Her husband and her other son Joseph both lost their jobs when they left Homs. In the Valley of the Christians they managed to find work for a few months, but the economic situation of the country and the saturation of the refugees has caused the work to dry up, and the wages are in any case very poor. “I am self-employed”, Ghassan explains. “But now I’ve stopped working. I am over 60 now, but I don’t get any pension.” His son Joseph does have work, as an electrician, “but the employment situation here is very unstable. I would like to return to Homs and earn my living there”, he tells us.
The Abboud family is one of over 2000 families who are receiving monthly subsistence aid distributed by the local Church, thanks to the financial support of the international Catholic pastoral charity and pontifical foundation Aid to the Church in Need (ACN).

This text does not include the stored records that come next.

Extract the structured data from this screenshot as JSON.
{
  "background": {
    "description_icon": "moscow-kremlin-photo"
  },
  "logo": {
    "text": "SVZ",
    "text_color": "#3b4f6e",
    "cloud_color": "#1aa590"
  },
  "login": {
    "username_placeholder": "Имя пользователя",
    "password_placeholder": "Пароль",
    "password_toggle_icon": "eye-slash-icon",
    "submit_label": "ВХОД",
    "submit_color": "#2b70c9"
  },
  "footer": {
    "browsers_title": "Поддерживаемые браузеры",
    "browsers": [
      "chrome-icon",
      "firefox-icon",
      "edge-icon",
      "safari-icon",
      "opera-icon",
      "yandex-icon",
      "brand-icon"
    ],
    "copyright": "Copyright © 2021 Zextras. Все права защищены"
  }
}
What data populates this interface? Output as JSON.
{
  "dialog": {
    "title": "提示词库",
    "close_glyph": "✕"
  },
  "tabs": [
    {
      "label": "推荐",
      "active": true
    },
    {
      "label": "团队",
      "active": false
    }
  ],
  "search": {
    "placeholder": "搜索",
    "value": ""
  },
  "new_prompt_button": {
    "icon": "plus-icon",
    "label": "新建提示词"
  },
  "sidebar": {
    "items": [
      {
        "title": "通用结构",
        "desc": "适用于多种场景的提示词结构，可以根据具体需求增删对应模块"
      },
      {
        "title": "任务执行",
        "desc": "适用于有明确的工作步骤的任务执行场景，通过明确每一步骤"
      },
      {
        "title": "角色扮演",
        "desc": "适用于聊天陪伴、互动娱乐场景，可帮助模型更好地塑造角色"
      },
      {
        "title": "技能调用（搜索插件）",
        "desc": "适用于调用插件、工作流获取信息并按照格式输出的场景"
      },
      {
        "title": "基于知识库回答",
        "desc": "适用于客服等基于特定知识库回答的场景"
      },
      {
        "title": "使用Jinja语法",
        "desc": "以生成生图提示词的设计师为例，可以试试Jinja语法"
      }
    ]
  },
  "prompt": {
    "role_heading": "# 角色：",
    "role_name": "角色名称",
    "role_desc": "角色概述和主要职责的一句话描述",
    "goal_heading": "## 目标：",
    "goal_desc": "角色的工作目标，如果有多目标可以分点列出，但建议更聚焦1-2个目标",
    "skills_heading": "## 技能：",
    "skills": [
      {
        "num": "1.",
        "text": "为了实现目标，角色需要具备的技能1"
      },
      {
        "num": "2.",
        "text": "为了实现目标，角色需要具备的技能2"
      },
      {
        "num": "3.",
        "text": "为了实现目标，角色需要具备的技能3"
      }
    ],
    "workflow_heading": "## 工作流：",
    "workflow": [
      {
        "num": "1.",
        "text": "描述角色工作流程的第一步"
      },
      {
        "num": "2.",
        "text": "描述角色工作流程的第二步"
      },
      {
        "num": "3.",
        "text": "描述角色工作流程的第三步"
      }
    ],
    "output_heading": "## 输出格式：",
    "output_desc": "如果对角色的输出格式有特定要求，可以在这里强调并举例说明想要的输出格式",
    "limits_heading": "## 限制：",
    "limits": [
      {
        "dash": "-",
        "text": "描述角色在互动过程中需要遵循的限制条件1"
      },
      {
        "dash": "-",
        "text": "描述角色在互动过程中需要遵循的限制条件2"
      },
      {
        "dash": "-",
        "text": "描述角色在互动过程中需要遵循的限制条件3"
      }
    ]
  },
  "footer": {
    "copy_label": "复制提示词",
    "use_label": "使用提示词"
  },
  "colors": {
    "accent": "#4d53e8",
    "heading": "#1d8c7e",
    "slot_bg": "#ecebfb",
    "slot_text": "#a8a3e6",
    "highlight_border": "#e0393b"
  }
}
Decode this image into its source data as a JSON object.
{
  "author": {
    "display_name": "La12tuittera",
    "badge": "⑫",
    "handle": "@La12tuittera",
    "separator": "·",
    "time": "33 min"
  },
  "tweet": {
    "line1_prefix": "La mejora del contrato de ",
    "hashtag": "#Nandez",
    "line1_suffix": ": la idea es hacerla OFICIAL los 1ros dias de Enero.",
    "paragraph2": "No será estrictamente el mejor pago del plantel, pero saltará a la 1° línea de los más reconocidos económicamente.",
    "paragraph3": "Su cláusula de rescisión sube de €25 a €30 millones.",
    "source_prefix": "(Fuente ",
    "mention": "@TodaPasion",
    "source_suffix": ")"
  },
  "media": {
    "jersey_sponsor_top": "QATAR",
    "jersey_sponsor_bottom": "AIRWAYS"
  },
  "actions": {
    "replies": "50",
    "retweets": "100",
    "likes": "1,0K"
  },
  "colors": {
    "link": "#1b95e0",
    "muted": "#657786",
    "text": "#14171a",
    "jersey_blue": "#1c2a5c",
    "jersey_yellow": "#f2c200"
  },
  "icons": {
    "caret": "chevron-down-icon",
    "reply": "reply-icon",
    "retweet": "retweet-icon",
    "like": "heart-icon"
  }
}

Many of these families have recently expressed their intention to return to their former homes as soon as possible, and as soon as they can be rebuilt. “I am almost certain that we will be able to return soon”, Ghassan tells us. “We were able to return to Homs and see the state of our house. Although it is partially damaged, it is not that bad. But nevertheless it is still difficult to live in Homs, with all the ruin caused by the catastrophe and the many shortages of electricity and water, but nevertheless it’s always better to be in your own home rather than living here as refugees. Besides, having to pay rent is also very costly”, he acknowledges.
With this hopeful message about their return, Ghassan, Maha and Joseph say goodbye to the small visiting group from ACN who have travelled to Syria to learn about the situation of the refugee families and their needs. “What gives us hope is the support we receive from Iliash, the young man in charge of coordinating the aid at the Saint Peter’s Centre. The priests and the Catholic Church are supporting us in every way. Theirs is the only help we receive; it is a testimony to their generosity, and it is all the more precious to us, given that we are not Catholics, but Orthodox Christians”, Maha explains.
“My faith is what gives me the strength to continue, despite so much suffering. You tell us that many people in Europe and other countries feel strengthened in their faith when they hear about our story and our perseverance in the face of our difficulties. I can only say ‘Alhamdulillah’ (God be praised! in Arabic)”, Ghassan remarks. And as they lean over the balcony of their home and wave goodbye, they warmly add: “Shukran ktir ktir (Many, many thanks!)”